This article was originally published by Radio Free Asia and is reprinted with permission.
A week after the U.S. Senate Foreign Relations Committee passed a bill on U.S. policy toward Taiwan, the House of Representatives Foreign Affairs Committee introduced its own version.
Analysts say it will take time to consolidate the two versions of the Taiwan Policy Act 2022 amid concerns that it would not clear the U.S. Congress before the end of the current term in Jan. 2023.
The House’s version of the Taiwan Policy Act was introduced on Wednesday by the Foreign Affairs Committee Lead Republican and Chairman of its China Task Force, Michael McCaul, in order to “strengthen Taiwan’s defense and deter the aggression of the Chinese Communist Party [CCP].”
“Taiwan is a critical national security partner for the United States whose democracy is under an unprecedented level of threat from the CCP,” said McCaul.
“Now is the time to arm our ally, before an invasion occurs not after… Deterrence is key to stopping the CCP from provoking a conflict that would seriously harm U.S. national security,” the Texan congressman said.
The draft bill proposed “a comprehensive set of tools to increase Taiwan’s military capabilities to deter and defeat a CCP attack” including authorizing up to U.S. $6.5 billion in Foreign Military Financing over 5 fiscal years, contingent on Taiwan increasing non-personnel defense spending, according to the Committee’s summary.
It would also establish joint training, planning, and exercises as well as authorize a munitions stockpile, FMF (foreign military financing) loans, and drawdown authority for Taiwan. Similar to the Senate’s version, the House Committee’s version asks for expediting military sales to Taiwan.
Yet amongst measures to modernize the U.S. Taiwan policy, the House proposed version “requires administration to refer to Taiwan as a ‘government’; reauthorizes Taiwan Assurance Act to reduce unnecessary restrictions; ensures Taiwan is able to display its national flag for government business; renames TECRO (the Taipei Economic and Cultural Representative Office in the United States) the ‘Taiwan Representative Office’; and elevates top U.S. diplomat in Taiwan with Senate confirmation.”

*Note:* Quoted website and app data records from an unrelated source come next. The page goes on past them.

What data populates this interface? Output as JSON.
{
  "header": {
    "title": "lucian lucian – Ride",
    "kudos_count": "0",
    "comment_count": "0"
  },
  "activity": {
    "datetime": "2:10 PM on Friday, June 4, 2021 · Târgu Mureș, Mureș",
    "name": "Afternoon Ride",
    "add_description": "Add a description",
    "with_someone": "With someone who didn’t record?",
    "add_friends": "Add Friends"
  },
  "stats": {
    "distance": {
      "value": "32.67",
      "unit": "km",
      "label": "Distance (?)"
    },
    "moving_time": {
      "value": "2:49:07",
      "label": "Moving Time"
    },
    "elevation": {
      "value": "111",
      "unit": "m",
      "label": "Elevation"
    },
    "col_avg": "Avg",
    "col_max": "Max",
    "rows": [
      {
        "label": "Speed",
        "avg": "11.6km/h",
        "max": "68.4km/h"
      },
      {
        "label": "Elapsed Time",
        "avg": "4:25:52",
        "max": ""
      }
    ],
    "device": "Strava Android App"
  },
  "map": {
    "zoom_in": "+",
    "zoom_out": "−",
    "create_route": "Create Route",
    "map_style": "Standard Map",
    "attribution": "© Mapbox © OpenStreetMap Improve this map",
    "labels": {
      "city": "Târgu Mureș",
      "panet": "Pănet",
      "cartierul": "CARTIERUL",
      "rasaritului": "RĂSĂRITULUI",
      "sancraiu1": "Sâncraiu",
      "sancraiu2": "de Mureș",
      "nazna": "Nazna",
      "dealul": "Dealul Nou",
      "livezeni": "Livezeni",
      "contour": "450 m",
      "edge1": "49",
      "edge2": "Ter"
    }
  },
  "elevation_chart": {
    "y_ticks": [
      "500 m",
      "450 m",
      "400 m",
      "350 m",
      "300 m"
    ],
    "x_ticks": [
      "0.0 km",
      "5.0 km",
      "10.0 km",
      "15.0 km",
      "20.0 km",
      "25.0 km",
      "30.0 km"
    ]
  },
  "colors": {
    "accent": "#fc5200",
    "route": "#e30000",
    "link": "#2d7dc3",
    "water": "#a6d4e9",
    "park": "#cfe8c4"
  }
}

Similar provisions in the Senate’s Taiwan Policy Act 2022 were removed after the White House expressed concerns about some of the elements that may be deemed as “radical.”
“It is natural that the House’s version of Taiwan Policy Act is a more uncompromising reflection of U.S. support for and sentiment towards Taiwan,” said Wen-Ti Sung, a political scientist from the Taiwan Studies Program at the Australian National University.
“The U.S. House of Representatives historically represents popular values while the U.S. Senate represents pragmatism and moderation,” Sung said.
“This makes the U.S. Senate version look moderate in comparison, thereby making it easier for Beijing to accept the Senate version, if that’s the version that eventually passes through both chambers,” the analyst told RFA.
China has repeatedly protested against all Taiwan-related U.S. legislations, including the Taiwan Policy Act, which it calls “U.S. interference in China’s internal affairs”, and requires that the U.S. stop advancing them.
The challenge now would be how to consolidate the two versions.
“The significant gap between Senate and House versions may necessitate a lengthy reconciliation process to harmonize their proposals, and all these have to be done by no later than January 2023 when the next Congress swears in, or it will all go to waste,” Sung said.
Accelerating arms transfer to Taiwan
Last week Taiwanese official media quoted an unnamed senior official with knowledge of the matter who said that the government thinks “it is unlikely that the Taiwan Policy Act will clear the U.S. Congress before the end of the current term.”
The official quoted by the Central News Agency (CNA) revealed that Taipei “had known the proposed bill would not clear the current U.S. Congress” as early as June, even before it was introduced to the Senate.
It was eventually passed by the Senate Foreign Relations Committee on Sept. 14.
However, despite uncertainties around the passing of the Taiwan Policy Act, a newly introduced bill at the U.S. Congress could still help speed up arms transfer to Taipei.
Congressmen Steve Chabot and Brad Sherman on Sept. 15 introduced the Accelerating Arms Transfers to Taiwan Act (H.R. 8842) which, if passed, would make Taiwan eligible for priority delivery of excess defense articles.
It would, if approved, also require the Secretary of Defense to use the Special Defense Acquisition Fund to accelerate weapons procurement for Taiwan and authorize the creation of a war reserve stockpile on Taiwan.
Taiwan has accumulated a backlog of U.S. $14.2 billion in military equipment that it bought from the U.S. in 2019 but has yet to receive due to the COVID-19 pandemic and the war in Ukraine.